People Drive Innovation
When we talk about things like disruption and radical innovation, and innovation tools and processes, it’s easy to forget that people drive innovation. But if innovation is a process (and it is), it is surely a people-centric process.
This means that innovative ideas spread from person to person – and even though we have tools now that make this easier, it still mostly happens one person at a time. As Queensland’s Chief Scientist Geoff Garrett often says – innovation travels on two legs.
I’ve run across a few examples of this recently. The first is in the book Start-Up Nation by Dan Senor and Saul Singer. They talk about “the seminar” – the six-month series of meetings that David Ben-Gurion undertook to try to understand how to prepare for the conflict he viewed as inevitable once Israel was declared in independent state:
He spent days and nights meeting with, probing, and listening to military men up and down the ranks. … Ben-Gurion was keenly aware that hte next phase in the Arab-Israeli conflict would be very different from teh war the pre-state Jewish militias had been fighting: they needed to step back, in the midst of ongoing fighting, and plan for the existential threats that were nearing.
At the end of the seminar, Ben-Gurion wrote of the men’s confidence in their readiness: “We have to undertake difficult work – to uproot from the hearts of men who are close to the matter the belief that they have something. In fact, they have nothing. They have good will, they have hidden capacities, but they have to know: to make a shoe one has to study cobbling.”
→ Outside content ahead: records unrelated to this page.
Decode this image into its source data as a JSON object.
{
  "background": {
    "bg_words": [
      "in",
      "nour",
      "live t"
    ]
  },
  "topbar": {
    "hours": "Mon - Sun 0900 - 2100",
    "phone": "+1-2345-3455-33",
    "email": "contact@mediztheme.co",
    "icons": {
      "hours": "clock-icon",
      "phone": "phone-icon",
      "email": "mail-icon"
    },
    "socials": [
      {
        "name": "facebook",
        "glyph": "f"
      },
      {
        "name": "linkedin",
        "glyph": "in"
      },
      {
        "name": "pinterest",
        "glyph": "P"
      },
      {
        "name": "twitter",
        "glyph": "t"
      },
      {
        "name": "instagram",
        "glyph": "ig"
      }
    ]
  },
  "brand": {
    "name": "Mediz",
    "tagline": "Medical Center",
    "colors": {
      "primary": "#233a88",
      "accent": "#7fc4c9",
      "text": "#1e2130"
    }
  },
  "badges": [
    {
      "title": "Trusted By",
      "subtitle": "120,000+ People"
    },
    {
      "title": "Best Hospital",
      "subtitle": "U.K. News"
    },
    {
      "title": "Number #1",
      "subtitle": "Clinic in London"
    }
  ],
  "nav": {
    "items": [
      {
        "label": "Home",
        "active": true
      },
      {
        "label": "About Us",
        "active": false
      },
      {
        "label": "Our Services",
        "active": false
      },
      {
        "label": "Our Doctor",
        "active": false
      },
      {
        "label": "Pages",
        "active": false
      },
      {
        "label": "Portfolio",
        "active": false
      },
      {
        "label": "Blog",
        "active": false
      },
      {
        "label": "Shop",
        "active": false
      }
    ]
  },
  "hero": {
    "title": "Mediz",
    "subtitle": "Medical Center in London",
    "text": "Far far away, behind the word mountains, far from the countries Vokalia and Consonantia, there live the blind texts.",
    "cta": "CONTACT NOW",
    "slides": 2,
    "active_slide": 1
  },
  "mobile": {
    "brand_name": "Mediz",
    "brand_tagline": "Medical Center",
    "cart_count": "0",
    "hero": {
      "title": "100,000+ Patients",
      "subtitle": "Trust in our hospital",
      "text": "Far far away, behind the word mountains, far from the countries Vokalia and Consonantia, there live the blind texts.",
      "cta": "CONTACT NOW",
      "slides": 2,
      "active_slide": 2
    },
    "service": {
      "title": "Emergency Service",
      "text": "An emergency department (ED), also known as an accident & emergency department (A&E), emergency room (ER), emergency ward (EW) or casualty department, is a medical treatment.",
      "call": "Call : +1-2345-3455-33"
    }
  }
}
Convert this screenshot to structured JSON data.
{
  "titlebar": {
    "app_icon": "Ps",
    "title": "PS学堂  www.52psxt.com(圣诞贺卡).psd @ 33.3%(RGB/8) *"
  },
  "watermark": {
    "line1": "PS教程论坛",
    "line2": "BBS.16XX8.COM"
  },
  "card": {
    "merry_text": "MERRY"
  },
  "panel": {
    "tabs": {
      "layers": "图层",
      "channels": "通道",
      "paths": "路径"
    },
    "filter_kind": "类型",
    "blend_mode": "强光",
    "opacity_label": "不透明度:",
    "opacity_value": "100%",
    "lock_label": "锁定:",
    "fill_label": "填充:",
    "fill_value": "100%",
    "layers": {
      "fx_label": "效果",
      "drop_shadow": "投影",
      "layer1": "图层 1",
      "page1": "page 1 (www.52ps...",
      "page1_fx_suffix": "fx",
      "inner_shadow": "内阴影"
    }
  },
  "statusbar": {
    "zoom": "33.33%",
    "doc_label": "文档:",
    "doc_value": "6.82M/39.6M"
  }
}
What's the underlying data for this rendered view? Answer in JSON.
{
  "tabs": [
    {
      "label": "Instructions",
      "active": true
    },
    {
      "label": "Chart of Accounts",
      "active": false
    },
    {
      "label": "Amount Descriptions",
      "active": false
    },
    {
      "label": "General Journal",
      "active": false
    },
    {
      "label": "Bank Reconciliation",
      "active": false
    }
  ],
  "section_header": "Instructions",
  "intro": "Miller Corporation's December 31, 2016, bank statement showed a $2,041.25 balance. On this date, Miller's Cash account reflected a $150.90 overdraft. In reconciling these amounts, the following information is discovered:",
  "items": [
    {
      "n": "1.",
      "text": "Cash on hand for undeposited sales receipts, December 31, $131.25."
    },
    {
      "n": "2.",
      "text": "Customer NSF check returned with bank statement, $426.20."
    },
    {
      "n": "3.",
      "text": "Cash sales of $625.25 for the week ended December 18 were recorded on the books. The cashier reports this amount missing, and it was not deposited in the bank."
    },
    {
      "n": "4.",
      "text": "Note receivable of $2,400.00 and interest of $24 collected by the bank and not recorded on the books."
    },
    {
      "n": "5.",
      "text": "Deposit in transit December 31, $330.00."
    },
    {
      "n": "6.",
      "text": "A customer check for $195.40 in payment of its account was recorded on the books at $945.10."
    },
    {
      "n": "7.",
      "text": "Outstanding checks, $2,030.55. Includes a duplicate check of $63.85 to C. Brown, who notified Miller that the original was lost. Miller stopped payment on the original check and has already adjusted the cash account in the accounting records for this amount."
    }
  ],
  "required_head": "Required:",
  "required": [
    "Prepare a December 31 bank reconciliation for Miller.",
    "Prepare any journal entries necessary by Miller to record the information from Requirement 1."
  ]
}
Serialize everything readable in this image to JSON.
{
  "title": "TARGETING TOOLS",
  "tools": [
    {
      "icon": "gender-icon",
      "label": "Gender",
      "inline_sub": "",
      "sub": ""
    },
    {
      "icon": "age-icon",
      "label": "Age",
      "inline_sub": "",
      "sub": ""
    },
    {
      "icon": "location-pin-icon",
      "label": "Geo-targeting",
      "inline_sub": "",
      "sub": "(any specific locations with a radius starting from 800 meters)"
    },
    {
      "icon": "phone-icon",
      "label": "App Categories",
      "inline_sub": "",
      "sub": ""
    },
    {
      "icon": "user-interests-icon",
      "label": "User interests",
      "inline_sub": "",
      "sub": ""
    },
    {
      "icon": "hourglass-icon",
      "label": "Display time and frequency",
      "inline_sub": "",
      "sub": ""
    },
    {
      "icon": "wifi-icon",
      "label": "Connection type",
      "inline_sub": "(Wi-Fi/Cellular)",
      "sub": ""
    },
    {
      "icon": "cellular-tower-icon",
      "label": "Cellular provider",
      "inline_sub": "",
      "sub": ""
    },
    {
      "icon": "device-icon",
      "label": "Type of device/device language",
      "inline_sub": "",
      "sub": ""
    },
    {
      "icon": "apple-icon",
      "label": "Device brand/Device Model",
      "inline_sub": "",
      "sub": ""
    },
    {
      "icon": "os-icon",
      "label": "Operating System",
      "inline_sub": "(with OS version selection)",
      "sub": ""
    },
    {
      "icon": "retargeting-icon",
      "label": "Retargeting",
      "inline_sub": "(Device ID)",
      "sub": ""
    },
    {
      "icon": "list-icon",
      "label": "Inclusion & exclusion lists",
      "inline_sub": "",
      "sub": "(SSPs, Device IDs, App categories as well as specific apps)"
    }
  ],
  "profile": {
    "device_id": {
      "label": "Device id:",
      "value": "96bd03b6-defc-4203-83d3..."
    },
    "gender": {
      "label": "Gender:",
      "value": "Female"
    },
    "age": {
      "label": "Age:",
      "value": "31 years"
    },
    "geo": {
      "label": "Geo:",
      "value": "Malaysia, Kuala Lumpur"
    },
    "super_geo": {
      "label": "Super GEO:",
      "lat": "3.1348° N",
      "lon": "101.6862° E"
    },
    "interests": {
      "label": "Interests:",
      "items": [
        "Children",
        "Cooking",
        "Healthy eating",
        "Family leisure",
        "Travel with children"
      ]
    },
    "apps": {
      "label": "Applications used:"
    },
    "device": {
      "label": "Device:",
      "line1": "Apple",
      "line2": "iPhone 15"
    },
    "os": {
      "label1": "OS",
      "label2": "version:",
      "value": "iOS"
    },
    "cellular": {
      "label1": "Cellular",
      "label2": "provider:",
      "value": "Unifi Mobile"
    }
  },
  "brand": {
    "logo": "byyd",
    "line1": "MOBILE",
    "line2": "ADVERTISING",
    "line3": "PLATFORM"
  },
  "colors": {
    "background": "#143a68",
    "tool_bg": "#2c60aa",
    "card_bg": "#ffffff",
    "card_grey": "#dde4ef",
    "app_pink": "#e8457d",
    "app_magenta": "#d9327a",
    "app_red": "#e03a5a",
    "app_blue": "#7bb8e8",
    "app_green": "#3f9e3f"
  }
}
Senor & Singer go on to describe how Israeli companies use similar approaches to prepare for disruptive innovations in modern times. In both cases, it is the face-to-face contact that both generates the new ideas and then helps them to spread.
Building Innovation Capability One Person at a Time
Warwick Absolon told a similar story in my Executive Education innovation course a couple of weeks ago. He talked about the innovation program that he has been running at AECOM for the past three years. One of the critical components of building that capability is the series of meetings that he held all around their Australia-New Zealand region. Warwick travelled to all of the main offices, where he held workshops all day long. In each spot, he told people that meetings would start every hour on the hour, and he would talk about innovation with whoever showed up.
This approach worked. The face-to-face meetings accomplished several things:
- They demonstrated a much higher level of commitment than you get from a memo, or an intranet announcement.
- Because attendance was purely voluntary, Warwick was able to identify most of the people in the firm with an interest in innovation. He calls this “assembling my tribe.”
- In face-to-face meetings, people were willing to tell him what was working and what wasn’t.
The main thing that Warwick built through this process was buy-in.
Atul Gawande wrote a great piece in the New Yorker last week on how ideas spread. Here is what he says about it:
In the era of the iPhone, Facebook, and Twitter, we’ve become enamored of ideas that spread as effortlessly as ether. We want frictionless, “turnkey” solutions to the major difficulties of the world—hunger, disease, poverty. We prefer instructional videos to teachers, drones to troops, incentives to institutions. People and institutions can feel messy and anachronistic. They introduce, as the engineers put it, uncontrolled variability.
But technology and incentive programs are not enough. “Diffusion is essentially a social process through which people talking to people spread an innovation,” wrote Everett Rogers, the great scholar of how new ideas are communicated and spread. Mass media can introduce a new idea to people. But, Rogers showed, people follow the lead of other people they know and trust when they decide whether to take it up. Every change requires effort, and the decision to make that effort is a social process.
Innovation is social. It is people-centric. Innovation requires a change in behaviour, and that is why we need to activate our networks to get new ideas to spread.
In a workshop yesterday I was asked “how can I find out what people want? It seems like the only way to do that is to talk to them, and that’s so slow.”
It is slow. But that’s still the best way to do it. Talk to people, all the time. That’s how you’ll get new ideas, and it’s how you’ll get them to spread.
Even in our wired world, innovation travels on two legs.